The Red Corpuscles consist of a firm stroma with a substance in solution, which is partly composed of the paraglobulin already mentioned, but principally of a coloured substance, haemoglobin, which is an albuminoid with the property of being crystallizable, the form of crystal varying in different animals. The colouring matter can be entirely separated from the albuminoid, but not without chemical change, the product obtained being termed insoluble hśmatin, a substance remarkably distinguished by yielding more than 12 per cent, pure oxide of iron when burned. Iron is known in medicine as a most powerful tonic in debility caused by impoverishment or loss of blood, and this is in some measure explained by the consideration that for the production of blood, it is an essential ingredient.

Haemoglobin is principally remarkable as the substance which gives to the blood its power of absorbing oxygen.

81. Blood contains in its composition an amount of gas, which, when liberated, is nearly equal to half the volume of liquid from which it has been set free. This gas can be extracted by means of the air pump, part of it easily, and the rest with the aid of warmth. It contains a small quantity of nitrogen, probably introduced in the lungs from the external air, in accordance with ordinary physical laws, and not of any physiological importance. But the great bulk of the gas consists of carbonic acid and oxygen, which vary in their proportion in different parts of the circulation; the carbonic acid being, however, always in much larger volume than the oxygen.

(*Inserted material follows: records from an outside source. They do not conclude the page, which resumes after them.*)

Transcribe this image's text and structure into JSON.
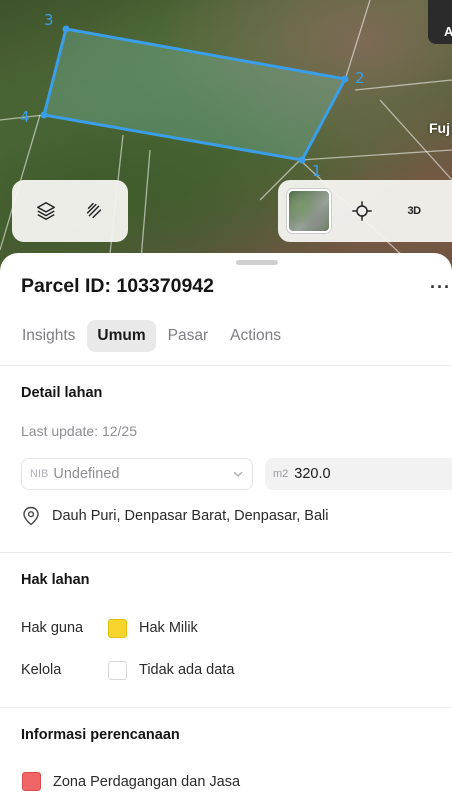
{
  "map": {
    "vertex_labels": [
      "1",
      "2",
      "3",
      "4"
    ],
    "corner_chip_label": "A",
    "place_label": "Fuj",
    "mode_3d_label": "3D",
    "parcel_color": "#3a9ee8",
    "icons": [
      "layers-icon",
      "route-icon",
      "crosshair-icon"
    ]
  },
  "sheet": {
    "title": "Parcel ID: 103370942",
    "more_label": "···",
    "tabs": [
      {
        "label": "Insights",
        "active": false
      },
      {
        "label": "Umum",
        "active": true
      },
      {
        "label": "Pasar",
        "active": false
      },
      {
        "label": "Actions",
        "active": false
      }
    ]
  },
  "detail": {
    "heading": "Detail lahan",
    "last_update": "Last update: 12/25",
    "nib_prefix": "NIB",
    "nib_value": "Undefined",
    "area_unit": "m2",
    "area_value": "320.0",
    "location": "Dauh Puri, Denpasar Barat, Denpasar, Bali"
  },
  "rights": {
    "heading": "Hak lahan",
    "rows": [
      {
        "label": "Hak guna",
        "value": "Hak Milik",
        "color": "#f7d52c"
      },
      {
        "label": "Kelola",
        "value": "Tidak ada data",
        "color": "#ffffff"
      }
    ]
  },
  "planning": {
    "heading": "Informasi perencanaan",
    "zone": "Zona Perdagangan dan Jasa",
    "zone_color": "#f06565"
  }
}
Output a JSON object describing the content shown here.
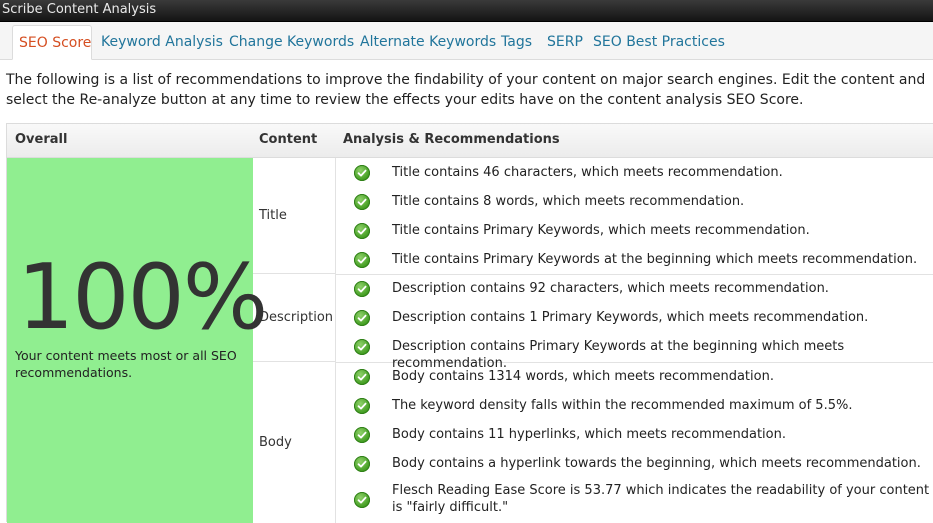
{
  "window": {
    "title": "Scribe Content Analysis"
  },
  "tabs": [
    {
      "label": "SEO Score",
      "active": true
    },
    {
      "label": "Keyword Analysis"
    },
    {
      "label": "Change Keywords"
    },
    {
      "label": "Alternate Keywords"
    },
    {
      "label": "Tags"
    },
    {
      "label": "SERP"
    },
    {
      "label": "SEO Best Practices"
    }
  ],
  "intro": "The following is a list of recommendations to improve the findability of your content on major search engines. Edit the content and select the Re-analyze button at any time to review the effects your edits have on the content analysis SEO Score.",
  "table": {
    "headers": {
      "overall": "Overall",
      "content": "Content",
      "analysis": "Analysis & Recommendations"
    },
    "overall": {
      "score": "100%",
      "message": "Your content meets most or all SEO recommendations.",
      "color": "#90ee90"
    },
    "sections": [
      {
        "name": "Title",
        "items": [
          "Title contains 46 characters, which meets recommendation.",
          "Title contains 8 words, which meets recommendation.",
          "Title contains Primary Keywords, which meets recommendation.",
          "Title contains Primary Keywords at the beginning which meets recommendation."
        ]
      },
      {
        "name": "Description",
        "items": [
          "Description contains 92 characters, which meets recommendation.",
          "Description contains 1 Primary Keywords, which meets recommendation.",
          "Description contains Primary Keywords at the beginning which meets recommendation."
        ]
      },
      {
        "name": "Body",
        "items": [
          "Body contains 1314 words, which meets recommendation.",
          "The keyword density falls within the recommended maximum of 5.5%.",
          "Body contains 11 hyperlinks, which meets recommendation.",
          "Body contains a hyperlink towards the beginning, which meets recommendation.",
          "Flesch Reading Ease Score is 53.77 which indicates the readability of your content is \"fairly difficult.\""
        ]
      }
    ]
  },
  "colors": {
    "accent": "#d54e21",
    "link": "#21759b",
    "pass": "#3e9a1d"
  }
}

It has already been pointed out that throughout the body chemical changes are constantly taking place, in which oxygen combines with organic matters, and that carbonic acid is among the products. This oxygen is introduced in respiration, and is carried by the blood in the arteries to the textures; while the blood which returns thence by the veins carries with it, back to the lungs, the carbonic acid resulting from the processes of oxidation which have taken place throughout the body. The blood going to the textures, or what is ordinarily known as arterial blood, has therefore more oxygen in it than that which returns by the veins, and the venous blood has more carbonic acid than the arterial. There is, however, a considerable amount of oxygen left in venous blood, except when the animal is killed by asphyxia, that is to say, stoppage of respiration; and the amount of carbonic acid given off by the lungs, is only a small proportion of the total amount contained in the blood.

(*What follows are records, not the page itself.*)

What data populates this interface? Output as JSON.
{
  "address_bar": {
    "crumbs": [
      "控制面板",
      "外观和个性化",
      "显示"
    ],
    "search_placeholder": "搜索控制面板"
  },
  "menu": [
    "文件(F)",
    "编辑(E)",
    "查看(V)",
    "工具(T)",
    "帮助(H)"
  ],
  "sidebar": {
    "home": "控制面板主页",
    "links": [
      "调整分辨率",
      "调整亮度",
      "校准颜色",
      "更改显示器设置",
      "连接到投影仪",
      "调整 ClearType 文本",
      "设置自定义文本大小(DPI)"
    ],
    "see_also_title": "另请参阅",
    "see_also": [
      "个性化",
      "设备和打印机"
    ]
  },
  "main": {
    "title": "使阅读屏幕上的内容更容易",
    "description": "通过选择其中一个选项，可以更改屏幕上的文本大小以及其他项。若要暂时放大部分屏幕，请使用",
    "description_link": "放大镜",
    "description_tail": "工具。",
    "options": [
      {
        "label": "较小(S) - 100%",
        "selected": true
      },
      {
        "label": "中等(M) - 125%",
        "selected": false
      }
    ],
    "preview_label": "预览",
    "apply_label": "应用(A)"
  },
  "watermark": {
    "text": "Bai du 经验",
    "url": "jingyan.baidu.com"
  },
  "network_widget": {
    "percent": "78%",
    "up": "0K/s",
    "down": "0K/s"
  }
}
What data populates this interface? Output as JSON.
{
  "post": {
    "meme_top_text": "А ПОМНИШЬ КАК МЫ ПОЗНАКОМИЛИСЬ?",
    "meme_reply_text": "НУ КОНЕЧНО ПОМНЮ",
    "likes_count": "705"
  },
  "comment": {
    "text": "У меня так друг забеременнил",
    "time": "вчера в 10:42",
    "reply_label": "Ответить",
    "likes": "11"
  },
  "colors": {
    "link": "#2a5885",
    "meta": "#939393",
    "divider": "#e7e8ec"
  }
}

82. The difference in the gaseous contents of the blood going to the textures, and that which returns from them, is accompanied with a great difference of colour. When blood is allowed to flow from a vein, it comes in a stream as dark as claret, while the blood which comes from a superficial cut is much lighter, and what spouts from a wounded artery is of a bright scarlet. The dark blood from a vein, when spilt on the ground, becomes bright in a few minutes, exposure to the oxygen of the air sufficing to enable it to part with carbonic acid, and take up oxygen; and scarlet blood exposed to carbonic acid becomes dark. If a test tube be filled to about a fourth from the top with defibrinated blood, such as can be obtained by breaking down clot, and be shaken up a few times so as to enable the air to mix with it, it will become bright scarlet, and when allowed to stand for some time it will get dark again; when shaken a second time, it will again grow bright; and this experiment may be repeated on the same specimen of blood day after day. The same changes may be exhibited with a solution of the colouring matter of the red corpuscles; for the corpuscles are destroyed by addition of water, and their fluid contents are set loose, and this solution altera its colour on exposure to oxygen and carbonic acid alternately.

It appears, therefore, in the first place, that the difference in colour of dark and scarlet blood depends, at least partly, on a chemical change in the coloured contents of the corpuscles; and this agrees with the results of spectral analysis, by which it is proved that the colouring matter, or cruorin as it is sometimes called, if arterial blood, is a different chemical substance from that of venous blood (Stokes). In the second place, it appears that the haemoglobin is the oxygen-carrier in the. blood. Indeed, it is proved by direct experiment that serum has little more power of absorbing oxygen than water has. With regard to the carbonic acid of the blood, although no doubt a large portion of it is known to be contained in the serum, it seems probable, from the effect of that gas on the colouring matter, that the portion which is removed in respiration belongs to the corpuscles.

83. Before leaving this subject, it may be well to notice an exception to the general rule, that blood returning from the textures is dark—not only is that sent to the heart from the lungs scarlet, but the blood returning from certain glands in action is of the same tint. Thus, in experiments on dogs it has been found, that while the blood in the veins coming from the sub-maxillary gland is dark when the gland is at rest, if the nerve (chorda tympani) which supplies the secreting structure be excited, and the gland thus irritated to secrete saliva, a much larger quantity of blood passes through the gland, and it escapes from it scarlet. The blood returning from the kidneys is also scarlet as long as urine is secreted, but is dark when, from any cause, the secretion ceases. In both these instances, it will be observed, that an enormously larger amount of blood basses through the organ than is required for the nourishment of its textures. In the same way, if the blood-vessels of a rabbit's head are paralysed by dividing the sympathetic nerve in the neck, in consequence of the great increase of blood allowed into the part, a portion returns unaltered, and the blood is found red in the jugular vein.